WHAT YOU HAVE TO DO: Your answer must consist of one number: how many lines in the records contain "connection".

Source records:

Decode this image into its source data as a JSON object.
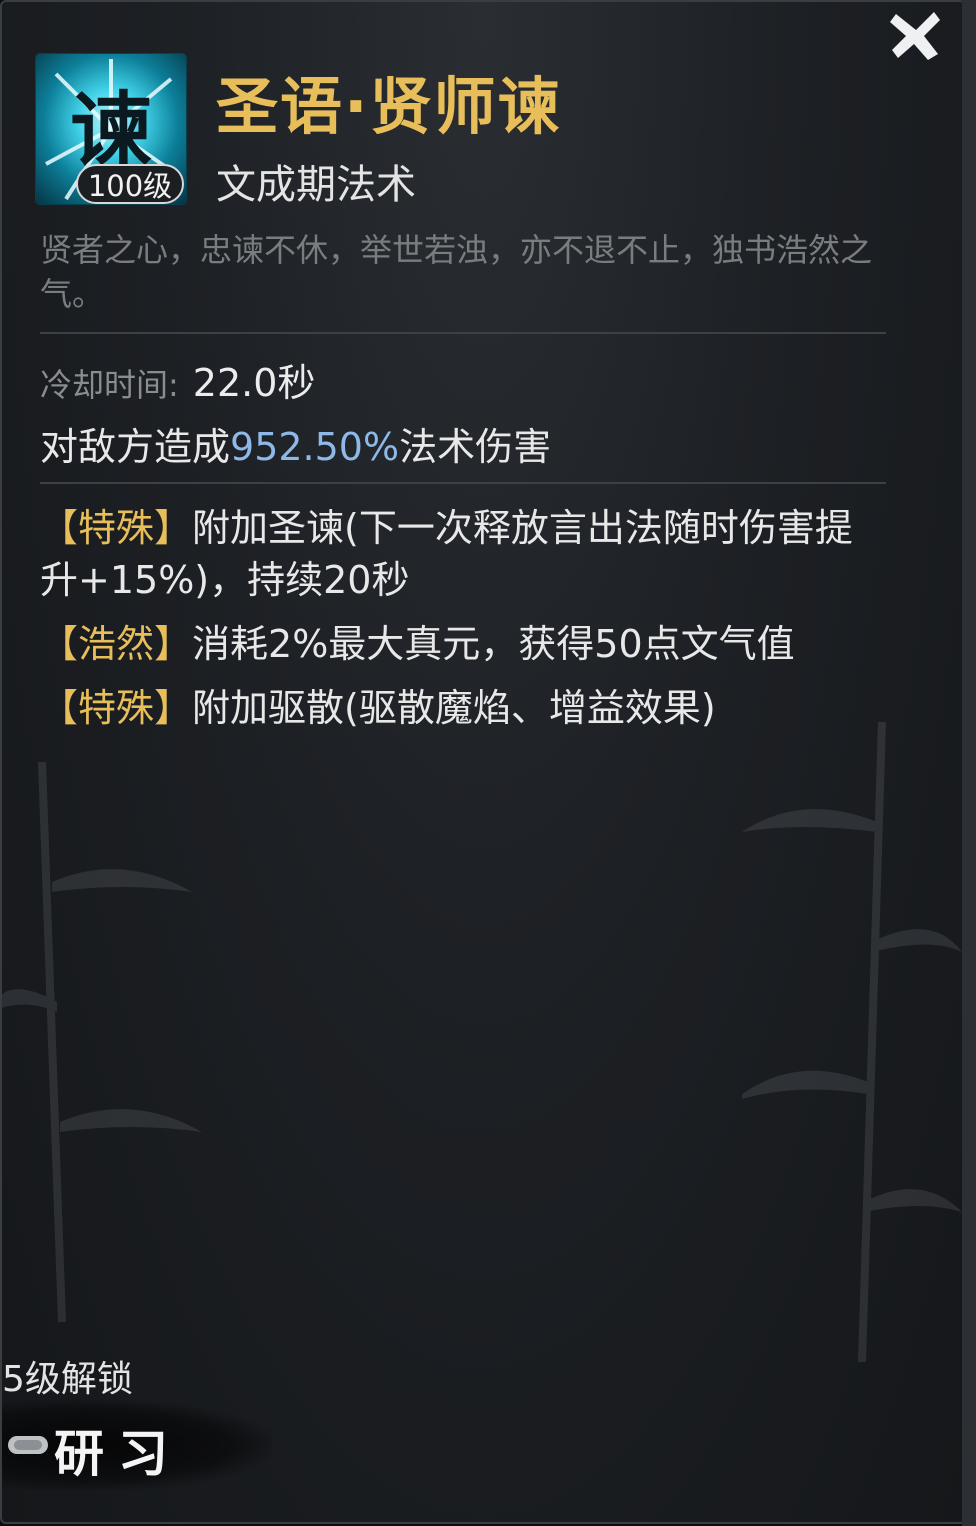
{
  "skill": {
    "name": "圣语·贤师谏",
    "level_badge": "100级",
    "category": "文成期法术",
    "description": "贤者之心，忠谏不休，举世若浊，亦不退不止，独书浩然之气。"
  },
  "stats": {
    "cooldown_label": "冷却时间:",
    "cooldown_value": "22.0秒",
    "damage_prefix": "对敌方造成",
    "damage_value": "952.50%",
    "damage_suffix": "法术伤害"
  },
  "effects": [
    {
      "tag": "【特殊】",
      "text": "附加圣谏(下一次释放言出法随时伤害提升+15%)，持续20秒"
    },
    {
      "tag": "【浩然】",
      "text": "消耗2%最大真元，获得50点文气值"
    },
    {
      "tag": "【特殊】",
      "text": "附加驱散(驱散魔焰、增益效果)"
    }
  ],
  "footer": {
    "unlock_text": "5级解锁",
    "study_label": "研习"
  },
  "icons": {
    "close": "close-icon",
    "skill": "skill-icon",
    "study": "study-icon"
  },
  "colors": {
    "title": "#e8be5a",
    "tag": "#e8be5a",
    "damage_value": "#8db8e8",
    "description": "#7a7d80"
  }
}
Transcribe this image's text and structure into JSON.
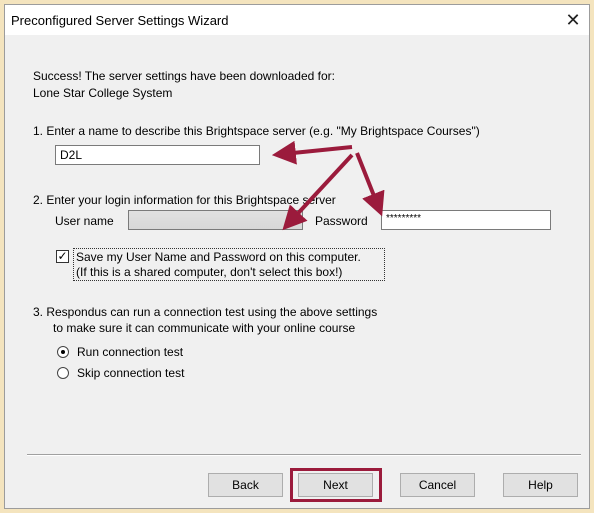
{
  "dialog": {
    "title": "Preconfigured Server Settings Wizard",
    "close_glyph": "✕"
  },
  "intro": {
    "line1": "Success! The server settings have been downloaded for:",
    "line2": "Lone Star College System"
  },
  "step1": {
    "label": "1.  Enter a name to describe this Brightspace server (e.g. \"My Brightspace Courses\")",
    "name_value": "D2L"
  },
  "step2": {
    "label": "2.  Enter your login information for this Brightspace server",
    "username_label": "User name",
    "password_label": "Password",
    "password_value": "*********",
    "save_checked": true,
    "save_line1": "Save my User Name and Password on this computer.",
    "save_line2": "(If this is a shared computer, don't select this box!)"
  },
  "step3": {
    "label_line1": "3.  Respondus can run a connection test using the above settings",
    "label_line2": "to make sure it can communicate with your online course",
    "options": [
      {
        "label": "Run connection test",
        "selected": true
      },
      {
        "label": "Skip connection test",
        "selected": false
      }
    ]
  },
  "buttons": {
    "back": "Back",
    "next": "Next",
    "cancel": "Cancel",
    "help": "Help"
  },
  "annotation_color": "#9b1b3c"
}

WRITTEN RESPONSE: 3